Britain’s attempts to negotiate an opt-out from the Court whilst remaining a signatory to the ECHR may be unacceptable to the Council of Europe. It would make the entire regime toothless by setting a precedent across its 47 member states that each can pick and choose the judgments to abide by. There are already indications that other countries could press for similar concessions if the UK proposals are accepted. Russia, for example, proposed domestic legislation to try to avoid changing laws found to be incompatible with the ECHR. To date it has not proposed to withdraw from the ECHR or reject Strasbourg’s judgments, but it could seek to do so if the UK sets a precedent.

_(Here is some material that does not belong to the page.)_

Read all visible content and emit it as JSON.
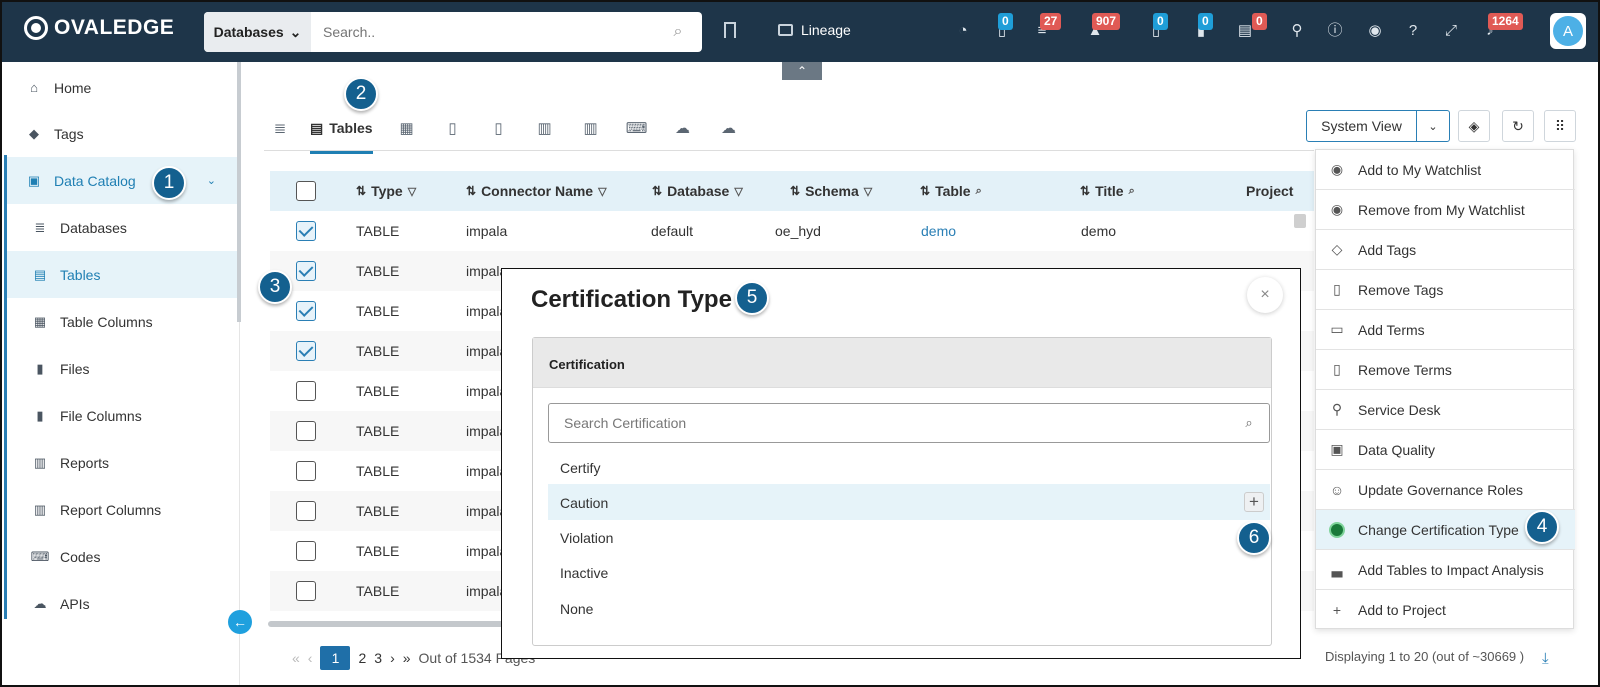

If Britain simply proceeded with its plans without securing an opt-out, it would be in breach of international law. This is likely to negatively affect the UK’s international reputation. Continued non-compliance with judgments of the court can result in expulsion from the Council of Europe. That sanction has not been applied to any member states to date, although some countries have had their membership suspended due to serious violations. In seeking to minimise remedies for human rights breaches, the UK will place itself amongst the worse human rights offenders in the region. If Britain did not wish to breach its international obligations or face expulsion, it could withdraw from the Convention six months after giving the required notice under Article 58 ECHR, although this would have no effect on ongoing or existing cases (such as prisoner votes).
Withdrawal from the Convention would bring its own complications. On the domestic scene, the devolution settlements require those administrations to abide by Convention rights, whilst the Good Friday agreement requires the UK government to incorporate the ECHR into Northern Ireland law. Withdrawal from the Convention could cause irreparable fractures at a time the future of the Union is uncertain.
Britain’s continued membership of the EU (the Government’s desired outcome of the referendum) could also be affected. It is a pre-requisite of joining the EU to be a signatory to the ECHR so it is far from clear that Britain would be permitted to remain a member if it no longer satisfied this criteria. Even if it could, the EU’s accession to the ECHR and the application of the EU Charter (which largely reflects the Convention rights) would mean that those rights would still apply in the UK in certain scenarios, for example in the implementation of EU directives, or where EU nationals are exercising EU derived rights such as freedom of movement in the UK. As it is likely the Bill of Rights will offer less extensive protection in domestic law, we would in effect have different tiers of rights in separate spheres of law.
As yet there is little detail in the government’s plans but the effects of the mooted proposals would be felt far and wide. The weakening of human rights protection across the continent and the fracturing of relationships with Europe and between the home nations are heavy prices to pay for reforms of such questionable benefit.
Trudy Morgan, solicitor and Jocelyn Cockburn, partner and joint head of civil liberties at Hodge Jones & Allen.
This is a version of an article that first appeared in Solicitors Journal.